The void deck commonly plays host to both Malay weddings, as well as Chinese wakes.
One venue. Two very different types of events.
And while it may seem odd to foreigners unfamiliar with our culture that events on such extremes of the spectrum can be held in the same venue, it’s become so much part of the fabric of our uniquely Singaporean society that nobody really bats an eyelid.
Kids playing at the void deck
Granted, most kids these days are probably playing football on their X-Boxes rather than on an actual field, but there’s still a handful that actually still go out of the house to get their exercise!
Whether it’s football, a game of catch or a round of badminton, you’d no doubt have grown up seeing (or being part of) the group of kids playing together at your void deck.
Tai Chi-ing senior citizens
If you’ve ever been confused by what appears to be a group of elderly residents swatting flies in slow motion, you’re not alone. They’re actually practicing Tai Chi (an ancient form of martial arts), meant to keep them strong in mind and body.
It seems almost a prerequisite that each HDB estate have at least one group of Tai-Chi practicing elders!
Green Van Man
Source: ST Photo – Wang Hui Fen
I might be giving my age away here, but one of my favourite parts of growing up in an HDB estate was the arrival of what we called the “Green Van Man” (though the name might differ according to the colour of the van that visited your estate).

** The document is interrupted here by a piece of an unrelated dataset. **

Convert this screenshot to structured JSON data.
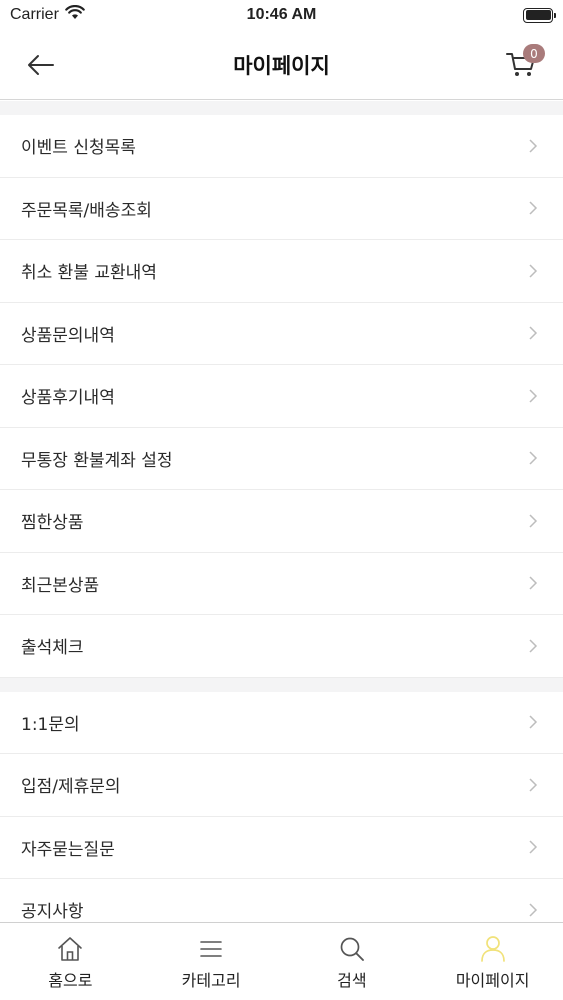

Without fail, we would all break away from whatever it was we were doing (most often a game of Catch at the playground) as soon as we heard the short, sharp honks of the Green Van Man’s small rubber horn. Once the back of the van was opened, revealing a treasure trove of sweets, chocolates and toys…let’s just say it’s no wonder I was a chubby child.
Concrete Chinese Chess Tables
Yet another uniquely Singaporean staple that’s going the way of the dodo are the Chinese chess tables that dot void decks of older HDB estates. These consist of a concrete table with a chessboard drawn or tiled onto it, and about 6 concrete stools surrounding it.
It probably would have been great for a game of chess, but it seemed to always be used more for Singaporeans’ first obsession: eating.
Source: Maksym Kozlenko
Mamak (or Mama) shops are also a uniquely Singaporean institution. Located at the void deck of HDB estates, they’re the one-stop-shop for residents, whether they’re looking for a carton of eggs or a badminton racket.
Again, facing stiff competition from chain stores like NTUC and Sheng Siong, we’re seeing less and less of these friendly, neighbourhood shops so go support them before they’re gone altogether!
Are there any other things you remember growing up with and think should be on this list? Share them with us in the comments section below!